Steve Jobs has allegedly told a Rio de Janeiro (Brazil) government official exactly why no retail store is planned for the country—”super crazy” import taxes, he wrote in an e-mail. Jobs’ remark highlights an on-going trade dispute between the U.S. and Brazil over cotton trade, and how international affairs can affect the selection of store sites. As reported by MacMagazine Brazil, a story in Gente Boa newsletter recounts that the city’s Secretary of Heritage contacted Jobs to explore building an official store in the city. Washington Fajardo suggested Apple might open a store in the city’s port region or perhaps in the historic city center. But according to the account, Jobs sent an e-mail back to Fajardo explaining that the country’s policy of super-high taxation, “makes is very unattractive to invest in the country.” Jobs went on to tell Fajardo that, “Many (other) high-tech companies feel that way.” So far, Apple has no stores in Mexico, Central or South America, although there have been rumors about future stores in Mexico and Brazil. The United States and Brazil are even now in the midst of a trade dispute over U.S. cotton subsidies, with Brazil threatening to retaliate by increasing tariffs on 100 categories of U.S. imports.
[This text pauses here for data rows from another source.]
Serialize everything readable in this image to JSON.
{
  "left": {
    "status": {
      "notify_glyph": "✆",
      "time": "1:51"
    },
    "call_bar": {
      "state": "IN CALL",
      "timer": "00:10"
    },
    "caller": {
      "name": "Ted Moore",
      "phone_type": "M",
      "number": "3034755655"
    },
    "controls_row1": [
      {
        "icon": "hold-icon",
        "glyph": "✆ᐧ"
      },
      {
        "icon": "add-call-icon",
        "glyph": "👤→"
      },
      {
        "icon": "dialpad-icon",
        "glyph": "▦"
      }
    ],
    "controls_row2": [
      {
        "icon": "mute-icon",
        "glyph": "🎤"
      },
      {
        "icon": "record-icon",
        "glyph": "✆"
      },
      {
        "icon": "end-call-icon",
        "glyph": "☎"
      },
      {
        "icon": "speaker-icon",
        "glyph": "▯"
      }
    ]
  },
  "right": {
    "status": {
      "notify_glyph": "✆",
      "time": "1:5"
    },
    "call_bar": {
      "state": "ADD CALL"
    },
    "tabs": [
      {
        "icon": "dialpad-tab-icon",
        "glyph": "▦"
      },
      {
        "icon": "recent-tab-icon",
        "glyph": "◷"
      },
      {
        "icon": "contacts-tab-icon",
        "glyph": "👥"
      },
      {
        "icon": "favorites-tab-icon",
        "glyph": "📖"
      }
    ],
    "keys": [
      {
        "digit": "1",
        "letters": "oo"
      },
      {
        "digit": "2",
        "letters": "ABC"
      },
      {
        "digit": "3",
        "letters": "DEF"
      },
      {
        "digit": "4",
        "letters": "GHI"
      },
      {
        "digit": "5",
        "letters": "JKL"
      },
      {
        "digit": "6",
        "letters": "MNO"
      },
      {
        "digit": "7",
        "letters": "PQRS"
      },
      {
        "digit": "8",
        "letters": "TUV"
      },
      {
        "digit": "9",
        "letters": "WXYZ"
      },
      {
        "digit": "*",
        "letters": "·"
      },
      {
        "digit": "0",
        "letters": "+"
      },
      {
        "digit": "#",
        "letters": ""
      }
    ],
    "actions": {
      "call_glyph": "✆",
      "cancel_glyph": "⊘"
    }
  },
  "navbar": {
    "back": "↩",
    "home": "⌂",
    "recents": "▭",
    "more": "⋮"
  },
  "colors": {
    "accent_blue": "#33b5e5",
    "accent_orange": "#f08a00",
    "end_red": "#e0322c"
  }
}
Besides reflecting his own opinion and the company’s position, Jobs’ remarks are undoubtedly tied to an eight-year dispute between the U.S. and Brazil over cotton imports/exports. It’s likely that Apple has consulted with U.S. government trade agencies before forming its position on sales in Brazil.
The United States is Brazil’s most important trade partner, with the U.S. contributing about 24 percent of imports. Like many countries in South America, there is a growing middle-class in Brazil who are first-time and upgrade personal computer buyers made by HP and Dell, and domestic firm Positivo Informática S.A. However, even those name brands account for only about 25 percent of personal computer sales, with the rest going to “white label” brands.
Nearly every country in the world collect various fees on merchandise imported from other countries, and destined to be sold in their country. These import tariffs help generate revenue in general, but are also intended to protect local industries that make the same or similar products. This protectionism has often exceeded its original financial and economic motives, and has been used by many countries as part of its international politics. Besides tariffs, imported goods may also be subject to various taxes and fees, further increasing the final retail price to the consumer, and discouraging the purchase of imported goods.
As a result of the tariffs, manufacturers may lower the stated value or retail price of products to counteract the import fees. In reaction, countries may very selectively raise tariffs and taxes on imported goods to counteract the good’s lower prices. This type of trade war occurs constantly as the world and local economic situations change.
In 1995 Brazil and three partner countries (Argentina, Paraguay and Uruguay) formed a trade alliance to set a Common Export Tariff (CET) on imported goods. However, each country now has their own exceptions to the tariff agreement—Brazil’s 100+ exceptions include consumer electronics. The CET tariffs range up to 22.5 percent of the product valuation, but Brazil’s exceptions range up to 27 percent. Brazil also collects import and value added taxes (VAT) upon entry into the country, but these are generally credited back to the importer as their products are sold.
Brazil is now expressing its displeasure with $3 billion in payments or subsidies the U.S. give to domestic cotton producers. The payments are intended to help lower the price of cotton so U.S. producers have a better chance of selling it in international markets. Subsidies are a common government tactic worldwide to help promote their domestic industries worldwide.
In this case, in 2002 Brazil complained to the WTO about the subsidies and talks between the two countries have been on-going. The U.S. claims its subsidy policies have changed since 2002 and are not discriminatory.
The WTO approved sanctions last November, and then last month Brazil issued a list of 200 tariff increases it intends to implement by April 7th unless the U.S. backs down. In general, the import tariffs would increase by 20 percent to 50 percent, depending upon the product. But the tariff on cotton would go from eight percent to 100 percent. Personal computers are not on the list of goods affected by the proposed tariff increases.
Ironically, last month Brazil reduced import tariffs on 139 categories of computer products. Also, last December the country also extended legislation that covers certain free trade zones in the country and the import of personal computers, encouraging the local manufacture of computers.
A Petition On-Line speaks to the import of Apple products, signed by Apple enthusiasts in the country who say, “We love Macs. We love using Macs.”